As to the breadth of meaning to be applied to a claim which "arises out of the transaction or occurrence that is the subject matter of the opposing party's claim," reference is made to McArthur v. Moffett, 143 Wis. 564, 128 N.W. 445, 33 L.R.A. (N.S.) 264, which used the following language: "The words are general to the last degree; indeed, they must be so for they are intended to provide for and apply to the myriad difficulties that may arise between man and man in all kinds of situations, and no words of limited or narrow meaning could be used." See 3 Moore, Federal Practice, par. 13.13, at 34, et seq. (2d ed. 1953), for many other federal cases. The reasons given for the rule as requiring parties to litigate their differences in one suit, thus avoiding a multiplicity of suits, are reflected in this state in Warren v. Delong, 59 Nev. 481, 97 P.2d 792, 795. Quoting with approval the language of the Supreme Court of Minnesota in King v. Coe Commission Co., 93 Minn. 52, 100 N.W. 667, this court said: "`"The term `transaction,' as used in the statute, is obviously broader than the term `contract,' and authorizes matters to be set up as counterclaims, which could not be so pleaded as arising upon the contract relied upon by plaintiff. The cause of action arises from the transaction set forth in the complaint when the combination of acts and events, circumstances and defaults, upon which the rights of the parties are based, when viewed in one aspect, result in plaintiff's right of action, and, when viewed in another aspect, result favorably to defendant. The transaction is not necessarily confined by the facts stated in the complaint, but the defendant may set up new facts, and show the entire transaction, and counterclaim upon that state of facts as the transaction upon which plaintiff's claim is founded."'"
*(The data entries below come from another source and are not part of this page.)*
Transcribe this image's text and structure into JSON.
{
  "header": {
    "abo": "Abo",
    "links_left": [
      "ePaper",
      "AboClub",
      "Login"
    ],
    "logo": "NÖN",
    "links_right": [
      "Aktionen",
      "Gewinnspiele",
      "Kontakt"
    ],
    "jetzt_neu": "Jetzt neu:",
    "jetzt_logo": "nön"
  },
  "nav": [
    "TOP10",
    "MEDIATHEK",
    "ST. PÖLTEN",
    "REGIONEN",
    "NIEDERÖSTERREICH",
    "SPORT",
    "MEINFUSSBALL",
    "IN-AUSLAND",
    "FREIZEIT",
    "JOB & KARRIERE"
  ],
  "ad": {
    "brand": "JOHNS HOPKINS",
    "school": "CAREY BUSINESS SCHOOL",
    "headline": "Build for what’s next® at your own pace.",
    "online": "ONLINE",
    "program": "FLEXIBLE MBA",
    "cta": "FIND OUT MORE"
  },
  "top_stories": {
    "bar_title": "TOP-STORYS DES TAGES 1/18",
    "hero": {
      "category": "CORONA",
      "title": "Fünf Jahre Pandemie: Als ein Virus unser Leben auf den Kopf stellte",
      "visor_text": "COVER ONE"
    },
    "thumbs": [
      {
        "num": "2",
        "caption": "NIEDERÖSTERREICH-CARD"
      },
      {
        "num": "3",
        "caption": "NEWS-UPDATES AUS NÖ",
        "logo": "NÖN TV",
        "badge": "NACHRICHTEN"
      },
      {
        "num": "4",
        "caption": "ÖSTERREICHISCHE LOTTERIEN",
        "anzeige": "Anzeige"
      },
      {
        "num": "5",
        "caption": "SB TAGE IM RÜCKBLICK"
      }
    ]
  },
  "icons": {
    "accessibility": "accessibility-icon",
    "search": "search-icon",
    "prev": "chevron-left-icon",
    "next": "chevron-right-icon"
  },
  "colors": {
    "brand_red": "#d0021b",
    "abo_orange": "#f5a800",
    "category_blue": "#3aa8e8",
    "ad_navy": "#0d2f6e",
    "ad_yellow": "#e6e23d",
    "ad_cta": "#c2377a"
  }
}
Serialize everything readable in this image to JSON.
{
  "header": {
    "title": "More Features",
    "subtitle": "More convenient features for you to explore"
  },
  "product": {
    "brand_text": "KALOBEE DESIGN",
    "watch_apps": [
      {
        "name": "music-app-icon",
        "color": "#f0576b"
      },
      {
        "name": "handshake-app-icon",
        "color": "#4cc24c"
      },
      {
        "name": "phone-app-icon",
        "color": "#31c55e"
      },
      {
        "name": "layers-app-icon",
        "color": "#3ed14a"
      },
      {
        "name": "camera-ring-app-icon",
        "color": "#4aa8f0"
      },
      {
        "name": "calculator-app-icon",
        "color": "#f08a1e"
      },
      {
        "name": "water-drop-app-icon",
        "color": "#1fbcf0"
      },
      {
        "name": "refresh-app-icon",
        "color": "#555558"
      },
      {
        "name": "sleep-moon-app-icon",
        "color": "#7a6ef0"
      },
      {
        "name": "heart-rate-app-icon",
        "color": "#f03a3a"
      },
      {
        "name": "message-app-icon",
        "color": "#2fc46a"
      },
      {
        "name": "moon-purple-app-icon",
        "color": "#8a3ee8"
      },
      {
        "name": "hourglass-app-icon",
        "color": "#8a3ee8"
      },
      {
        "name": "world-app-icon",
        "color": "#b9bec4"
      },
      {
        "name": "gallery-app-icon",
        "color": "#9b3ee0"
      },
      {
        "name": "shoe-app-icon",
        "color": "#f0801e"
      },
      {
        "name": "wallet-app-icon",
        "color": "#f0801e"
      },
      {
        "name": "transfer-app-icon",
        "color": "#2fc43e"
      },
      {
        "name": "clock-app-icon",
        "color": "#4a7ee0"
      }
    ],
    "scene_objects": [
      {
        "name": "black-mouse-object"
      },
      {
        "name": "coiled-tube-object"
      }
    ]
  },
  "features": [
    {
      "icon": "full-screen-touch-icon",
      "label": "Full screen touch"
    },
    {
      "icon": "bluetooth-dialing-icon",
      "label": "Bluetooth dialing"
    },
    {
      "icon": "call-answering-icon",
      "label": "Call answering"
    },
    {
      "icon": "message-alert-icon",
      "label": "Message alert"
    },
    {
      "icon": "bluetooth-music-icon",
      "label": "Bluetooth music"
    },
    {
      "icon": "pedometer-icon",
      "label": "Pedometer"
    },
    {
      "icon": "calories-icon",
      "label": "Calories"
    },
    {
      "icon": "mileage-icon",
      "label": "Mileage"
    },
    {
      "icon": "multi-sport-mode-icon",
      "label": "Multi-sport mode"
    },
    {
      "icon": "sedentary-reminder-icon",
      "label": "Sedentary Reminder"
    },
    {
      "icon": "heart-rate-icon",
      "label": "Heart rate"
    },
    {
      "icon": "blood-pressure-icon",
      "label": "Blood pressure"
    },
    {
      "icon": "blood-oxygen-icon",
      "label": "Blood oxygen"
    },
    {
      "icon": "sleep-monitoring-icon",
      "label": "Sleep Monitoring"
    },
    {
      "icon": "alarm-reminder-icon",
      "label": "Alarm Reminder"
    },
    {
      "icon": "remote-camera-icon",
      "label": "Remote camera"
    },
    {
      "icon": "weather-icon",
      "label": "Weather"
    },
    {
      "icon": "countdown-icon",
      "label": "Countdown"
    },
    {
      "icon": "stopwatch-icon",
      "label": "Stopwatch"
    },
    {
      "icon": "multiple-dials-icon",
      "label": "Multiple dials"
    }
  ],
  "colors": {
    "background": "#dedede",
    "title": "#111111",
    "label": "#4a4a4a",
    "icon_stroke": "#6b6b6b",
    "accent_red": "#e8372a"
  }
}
(2) Appellants contend that, conceding the ban against the second suit by reason of the compulsory counterclaim rule, this can only apply where the defendant in the first suit has appeared and answered. We do not consider that this contention is valid. Keller v. Keklikian, 362 Mo. 919, 244 S.W.2d 1001; Friedrichsen v. Cobb, 84 Mont. 238, 275 P. 267 (but see dicta in Douglas v. Wisconsin Alumni Research Foundation, D.C. Ill., 81 F. Supp. 167, 170). In Firemen's Insurance Co. of Newark v. L.P. Steuart and Bros., Inc., D.C. Mun.App., 158 A.2d 675, it was definitely held that the failure to assert a claim in an earlier action, where the then-defendant suffered a default judgment, bars him from suing on it in a later action, citing Woods v. Cannady, 81 U.S. App.D.C. 281, 158 F.2d 184, and Comer v. Fistere, D.C. Mun.App., 103 A.2d 206. Likewise in United States v. Eastport S.S. Corp. (CA.2d), 255 F.2d 795, 805, the court rejected the contention that the rule applied only when there was a trial on the merits. It is stated in the Advisory Committee notes to the federal rules that independent suit is barred if the earlier action has "proceeded to judgment," without indicating what kind of a judgment it contemplates.
McNAMEE and THOMPSON, JJ., concur.